Both my father and grandfather died in their mid-sixties – the grandfather phase.  I’m in the same phase now. However, they were both smokers with high blood pressure. I am neither, therefore in theory I will outlive them and enter a phase of life they never experienced. In contrast, my grandmother lived to be ninety-nine years old. I intend to live to one hundred and twenty. I don’t know what phase that is, but I will be ready.

Now that I am aware of the indistinct lines that separate life’s phases, I will be better prepared when they appear and will embrace them as the mile markers they are meant to be.

via The Giant Exhale

The winter exposes the bones of the landscape,
the skeleton of the world.
I have cried at the table because the meal
brought me back to who I used to be.
It was easier to put a dog down when I was younger;
now, my proximity to death scares me.
I took pictures at her funeral to prove
to HR that these were actually bereavement days.
My mind blurred as I read his poems.
I wanted the words to bend one way
and they didn’t. I wished he was drunk.
Listening to Tupac’s “Brenda Had a Baby”
and I cried at the lines, “She didn’t know
what to throw away and what to keep.”
How the fuck did he know that?
That’s fucking sad and brilliant.
And while I was meditating,
I forgot to breathe in.
I exhaled my life out through my nose.
I will be so happy when the currency
of the flesh is no longer at war
with my internal life,
but that might be the GIANT exhale.
The loss of that tension might
equal the loss of drive.
Letting it all go.
Letting it all out.
Forgetting to breathe
in.
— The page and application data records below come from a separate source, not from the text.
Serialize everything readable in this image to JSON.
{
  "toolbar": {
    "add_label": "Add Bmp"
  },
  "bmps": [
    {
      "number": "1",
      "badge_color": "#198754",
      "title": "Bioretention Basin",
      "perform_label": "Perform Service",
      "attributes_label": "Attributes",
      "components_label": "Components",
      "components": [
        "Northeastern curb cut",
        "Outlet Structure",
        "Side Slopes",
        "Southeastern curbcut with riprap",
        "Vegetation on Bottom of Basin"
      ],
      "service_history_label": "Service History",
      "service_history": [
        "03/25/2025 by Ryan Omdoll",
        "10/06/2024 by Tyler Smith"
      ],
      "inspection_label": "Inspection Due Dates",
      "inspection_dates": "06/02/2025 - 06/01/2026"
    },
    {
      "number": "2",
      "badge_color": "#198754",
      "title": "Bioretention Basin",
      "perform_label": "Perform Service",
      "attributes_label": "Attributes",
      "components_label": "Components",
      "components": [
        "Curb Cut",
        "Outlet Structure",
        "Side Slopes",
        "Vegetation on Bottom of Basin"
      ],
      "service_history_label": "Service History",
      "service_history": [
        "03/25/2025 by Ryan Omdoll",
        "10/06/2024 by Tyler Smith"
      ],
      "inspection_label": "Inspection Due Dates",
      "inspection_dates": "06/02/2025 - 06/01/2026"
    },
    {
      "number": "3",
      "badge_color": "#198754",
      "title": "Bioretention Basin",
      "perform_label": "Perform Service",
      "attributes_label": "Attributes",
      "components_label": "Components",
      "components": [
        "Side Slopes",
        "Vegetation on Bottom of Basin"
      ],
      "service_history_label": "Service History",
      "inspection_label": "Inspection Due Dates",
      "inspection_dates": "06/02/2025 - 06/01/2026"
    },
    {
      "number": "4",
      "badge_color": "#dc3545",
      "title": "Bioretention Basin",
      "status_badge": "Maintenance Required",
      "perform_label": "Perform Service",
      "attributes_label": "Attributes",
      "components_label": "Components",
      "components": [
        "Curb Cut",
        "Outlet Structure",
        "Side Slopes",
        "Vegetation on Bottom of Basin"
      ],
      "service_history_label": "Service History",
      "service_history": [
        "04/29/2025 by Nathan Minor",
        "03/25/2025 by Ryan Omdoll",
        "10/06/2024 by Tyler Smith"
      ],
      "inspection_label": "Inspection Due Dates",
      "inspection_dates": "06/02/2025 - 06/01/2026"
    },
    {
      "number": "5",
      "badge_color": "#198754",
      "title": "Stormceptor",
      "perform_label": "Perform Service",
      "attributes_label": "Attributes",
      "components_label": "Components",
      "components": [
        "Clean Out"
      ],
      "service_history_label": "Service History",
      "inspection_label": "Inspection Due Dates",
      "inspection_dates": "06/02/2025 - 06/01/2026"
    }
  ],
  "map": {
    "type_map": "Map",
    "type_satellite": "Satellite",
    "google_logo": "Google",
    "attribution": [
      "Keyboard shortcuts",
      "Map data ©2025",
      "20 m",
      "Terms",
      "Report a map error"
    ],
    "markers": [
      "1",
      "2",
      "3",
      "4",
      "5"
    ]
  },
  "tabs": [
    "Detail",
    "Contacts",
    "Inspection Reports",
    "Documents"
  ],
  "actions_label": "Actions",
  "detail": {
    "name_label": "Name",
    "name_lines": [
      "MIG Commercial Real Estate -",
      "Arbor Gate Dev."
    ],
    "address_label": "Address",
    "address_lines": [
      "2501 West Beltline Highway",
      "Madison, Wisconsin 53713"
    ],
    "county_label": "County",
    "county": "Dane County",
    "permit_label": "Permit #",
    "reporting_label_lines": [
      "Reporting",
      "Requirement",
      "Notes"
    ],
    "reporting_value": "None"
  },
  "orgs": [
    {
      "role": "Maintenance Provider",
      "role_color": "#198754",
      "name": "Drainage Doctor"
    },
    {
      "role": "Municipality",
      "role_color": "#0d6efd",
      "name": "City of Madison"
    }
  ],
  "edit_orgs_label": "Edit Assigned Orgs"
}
Jason Fisk lives and writes in the suburbs of Chicago. He has worked in a psychiatric unit, labored in a cabinet factory, and mixed cement for a bricklayer. He was born in Ohio, raised in Minnesota, and has spent the last 25 years in the Chicago area.